“When we look at China’s overseas investments, we are not looking at huge numbers,” says Dr Chunlai Chen of the Crawford School of Economics and Government at the Australian National University in Canberra.
“China’s investments in Australia last year, for example, were less than two percent of all foreign investment into Australia,” he tells China Daily Asia Weekly.
“People need to appreciate that China’s overseas investment has started from a very low base.
“So when you look at percentages, the numbers appear quite big but in reality they are still quite small when compared with other countries such as the US.”
During the 1990s China’s overseas investment averaged about $2 billion a year, but quickly picked up speed when there was a policy shift easing restrictions on Chinese companies investing overseas.
Duncan Freeman of the Brussels Institute of Contemporary China Studies says since the government introduced its “go global” policy over a decade ago most restrictions on overseas investments have been removed.
“The Chinese government has frequently described the go global policy as making use of both domestic and foreign resources and markets,” Freeman writes in a paper, China’s Outward Investments.
“In more concrete terms, for outward investment this means the encouragement of projects that achieve specific goals: Obtaining raw materials that China lacks, stimulating sales of goods by Chinese enterprises, and raising their research and development and technology capacity.”
China’s share of FDI into Australia in 2010 was just 1.7 percent; Japan was 10.4 percent, Britain 11.1 percent and the US 25.4 percent.

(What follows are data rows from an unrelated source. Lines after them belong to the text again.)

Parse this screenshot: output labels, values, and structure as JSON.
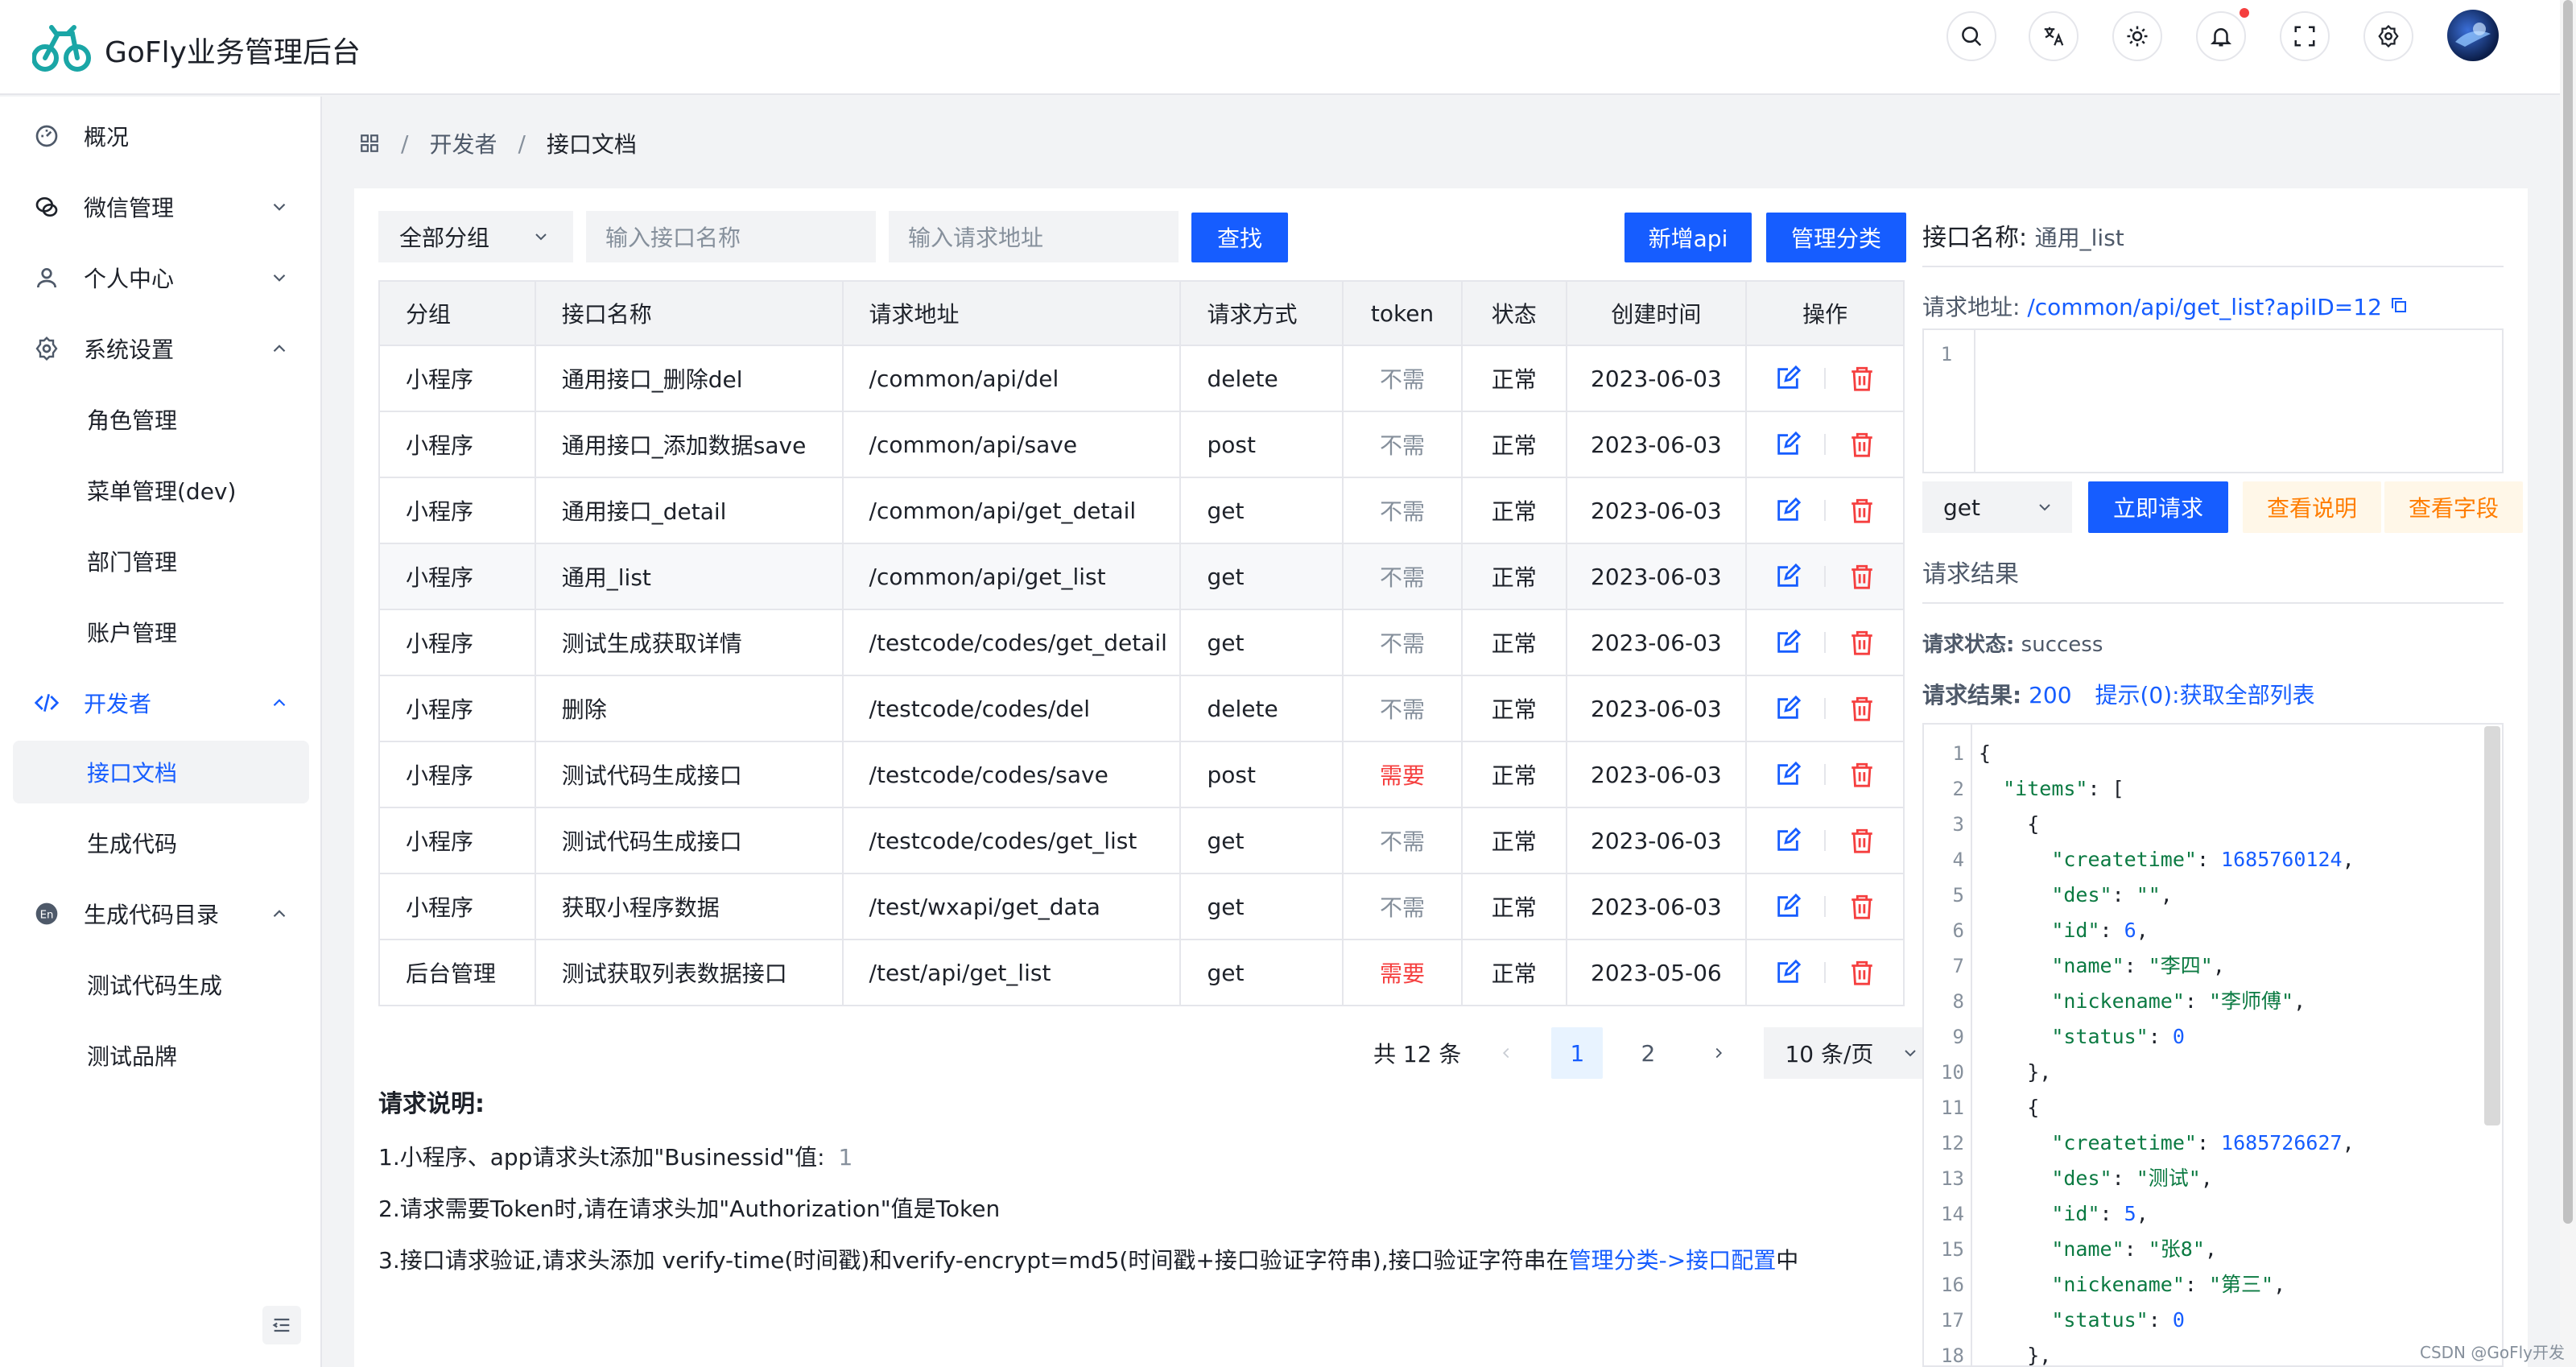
{
  "app": {
    "title": "GoFly业务管理后台"
  },
  "header": {
    "icons": [
      "search-icon",
      "translate-icon",
      "theme-icon",
      "bell-icon",
      "fullscreen-icon",
      "settings-icon"
    ]
  },
  "sidebar": {
    "items": [
      {
        "label": "概况",
        "icon": "dashboard-icon"
      },
      {
        "label": "微信管理",
        "icon": "wechat-icon"
      },
      {
        "label": "个人中心",
        "icon": "user-icon"
      },
      {
        "label": "系统设置",
        "icon": "gear-icon"
      },
      {
        "label": "角色管理"
      },
      {
        "label": "菜单管理(dev)"
      },
      {
        "label": "部门管理"
      },
      {
        "label": "账户管理"
      },
      {
        "label": "开发者",
        "icon": "code-icon"
      },
      {
        "label": "接口文档"
      },
      {
        "label": "生成代码"
      },
      {
        "label": "生成代码目录",
        "icon": "en-icon"
      },
      {
        "label": "测试代码生成"
      },
      {
        "label": "测试品牌"
      }
    ]
  },
  "breadcrumb": {
    "level1": "开发者",
    "level2": "接口文档"
  },
  "filters": {
    "group_select": "全部分组",
    "name_placeholder": "输入接口名称",
    "url_placeholder": "输入请求地址",
    "search_label": "查找",
    "add_label": "新增api",
    "manage_label": "管理分类"
  },
  "table": {
    "headers": [
      "分组",
      "接口名称",
      "请求地址",
      "请求方式",
      "token",
      "状态",
      "创建时间",
      "操作"
    ],
    "rows": [
      [
        "小程序",
        "通用接口_删除del",
        "/common/api/del",
        "delete",
        "不需",
        "正常",
        "2023-06-03"
      ],
      [
        "小程序",
        "通用接口_添加数据save",
        "/common/api/save",
        "post",
        "不需",
        "正常",
        "2023-06-03"
      ],
      [
        "小程序",
        "通用接口_detail",
        "/common/api/get_detail",
        "get",
        "不需",
        "正常",
        "2023-06-03"
      ],
      [
        "小程序",
        "通用_list",
        "/common/api/get_list",
        "get",
        "不需",
        "正常",
        "2023-06-03"
      ],
      [
        "小程序",
        "测试生成获取详情",
        "/testcode/codes/get_detail",
        "get",
        "不需",
        "正常",
        "2023-06-03"
      ],
      [
        "小程序",
        "删除",
        "/testcode/codes/del",
        "delete",
        "不需",
        "正常",
        "2023-06-03"
      ],
      [
        "小程序",
        "测试代码生成接口",
        "/testcode/codes/save",
        "post",
        "需要",
        "正常",
        "2023-06-03"
      ],
      [
        "小程序",
        "测试代码生成接口",
        "/testcode/codes/get_list",
        "get",
        "不需",
        "正常",
        "2023-06-03"
      ],
      [
        "小程序",
        "获取小程序数据",
        "/test/wxapi/get_data",
        "get",
        "不需",
        "正常",
        "2023-06-03"
      ],
      [
        "后台管理",
        "测试获取列表数据接口",
        "/test/api/get_list",
        "get",
        "需要",
        "正常",
        "2023-05-06"
      ]
    ]
  },
  "pagination": {
    "total": "共 12 条",
    "pages": [
      "1",
      "2"
    ],
    "page_size": "10 条/页"
  },
  "notes": {
    "title": "请求说明:",
    "line1_prefix": "1.小程序、app请求头t添加\"Businessid\"值:",
    "line1_value": "1",
    "line2": "2.请求需要Token时,请在请求头加\"Authorization\"值是Token",
    "line3_prefix": "3.接口请求验证,请求头添加 verify-time(时间戳)和verify-encrypt=md5(时间戳+接口验证字符串),接口验证字符串在",
    "line3_link": "管理分类->接口配置",
    "line3_suffix": "中"
  },
  "detail": {
    "name_label": "接口名称:",
    "name_value": "通用_list",
    "url_label": "请求地址:",
    "url_value": "/common/api/get_list?apiID=12",
    "editor_line": "1",
    "method": "get",
    "send_label": "立即请求",
    "doc_label": "查看说明",
    "fields_label": "查看字段",
    "result_title": "请求结果",
    "status_label": "请求状态:",
    "status_value": "success",
    "result_label": "请求结果:",
    "result_code": "200",
    "result_msg": "提示(0):获取全部列表"
  },
  "code": {
    "lines": [
      "{",
      "  \"items\": [",
      "    {",
      "      \"createtime\": 1685760124,",
      "      \"des\": \"\",",
      "      \"id\": 6,",
      "      \"name\": \"李四\",",
      "      \"nickename\": \"李师傅\",",
      "      \"status\": 0",
      "    },",
      "    {",
      "      \"createtime\": 1685726627,",
      "      \"des\": \"测试\",",
      "      \"id\": 5,",
      "      \"name\": \"张8\",",
      "      \"nickename\": \"第三\",",
      "      \"status\": 0",
      "    },"
    ]
  },
  "watermark": "CSDN @GoFly开发者"
}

“True, much of this is aimed at the resources sector but China is also looking at agricultural investments,” says Chen.